- **Required action**: The records below must be reproduced exactly. Strip out the pictures.

[Stored records]
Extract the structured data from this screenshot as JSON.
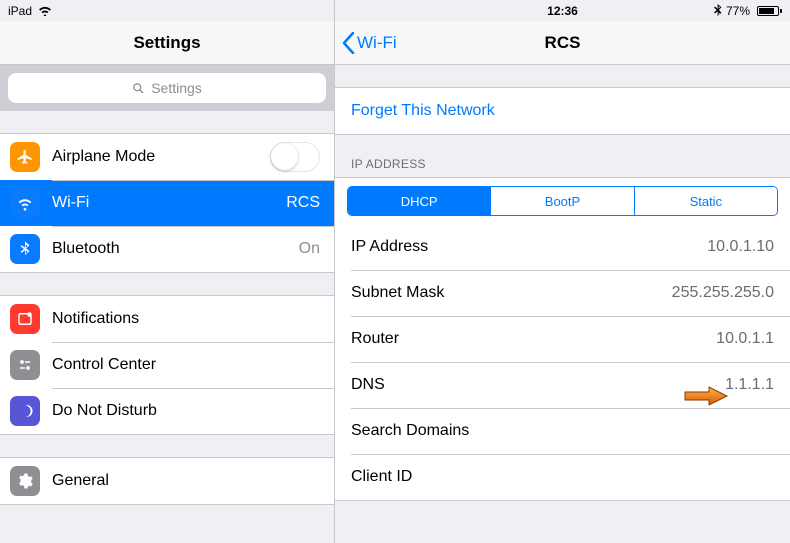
{
  "status": {
    "device": "iPad",
    "clock": "12:36",
    "battery_pct": "77%"
  },
  "left": {
    "title": "Settings",
    "search_placeholder": "Settings",
    "group1": {
      "airplane": {
        "label": "Airplane Mode"
      },
      "wifi": {
        "label": "Wi-Fi",
        "value": "RCS"
      },
      "bluetooth": {
        "label": "Bluetooth",
        "value": "On"
      }
    },
    "group2": {
      "notifications": {
        "label": "Notifications"
      },
      "control_center": {
        "label": "Control Center"
      },
      "dnd": {
        "label": "Do Not Disturb"
      }
    },
    "group3": {
      "general": {
        "label": "General"
      }
    }
  },
  "right": {
    "back_label": "Wi-Fi",
    "title": "RCS",
    "forget_label": "Forget This Network",
    "section_ip": "IP ADDRESS",
    "tabs": {
      "dhcp": "DHCP",
      "bootp": "BootP",
      "static": "Static"
    },
    "details": {
      "ip_address": {
        "label": "IP Address",
        "value": "10.0.1.10"
      },
      "subnet": {
        "label": "Subnet Mask",
        "value": "255.255.255.0"
      },
      "router": {
        "label": "Router",
        "value": "10.0.1.1"
      },
      "dns": {
        "label": "DNS",
        "value": "1.1.1.1"
      },
      "search_domains": {
        "label": "Search Domains",
        "value": ""
      },
      "client_id": {
        "label": "Client ID",
        "value": ""
      }
    }
  }
}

- **Solution below**:
Extract the structured data from this screenshot as JSON.
{
  "status": {
    "device": "iPad",
    "clock": "12:36",
    "battery_pct": "77%"
  },
  "left": {
    "title": "Settings",
    "search_placeholder": "Settings",
    "group1": {
      "airplane": {
        "label": "Airplane Mode"
      },
      "wifi": {
        "label": "Wi-Fi",
        "value": "RCS"
      },
      "bluetooth": {
        "label": "Bluetooth",
        "value": "On"
      }
    },
    "group2": {
      "notifications": {
        "label": "Notifications"
      },
      "control_center": {
        "label": "Control Center"
      },
      "dnd": {
        "label": "Do Not Disturb"
      }
    },
    "group3": {
      "general": {
        "label": "General"
      }
    }
  },
  "right": {
    "back_label": "Wi-Fi",
    "title": "RCS",
    "forget_label": "Forget This Network",
    "section_ip": "IP ADDRESS",
    "tabs": {
      "dhcp": "DHCP",
      "bootp": "BootP",
      "static": "Static"
    },
    "details": {
      "ip_address": {
        "label": "IP Address",
        "value": "10.0.1.10"
      },
      "subnet": {
        "label": "Subnet Mask",
        "value": "255.255.255.0"
      },
      "router": {
        "label": "Router",
        "value": "10.0.1.1"
      },
      "dns": {
        "label": "DNS",
        "value": "1.1.1.1"
      },
      "search_domains": {
        "label": "Search Domains",
        "value": ""
      },
      "client_id": {
        "label": "Client ID",
        "value": ""
      }
    }
  }
}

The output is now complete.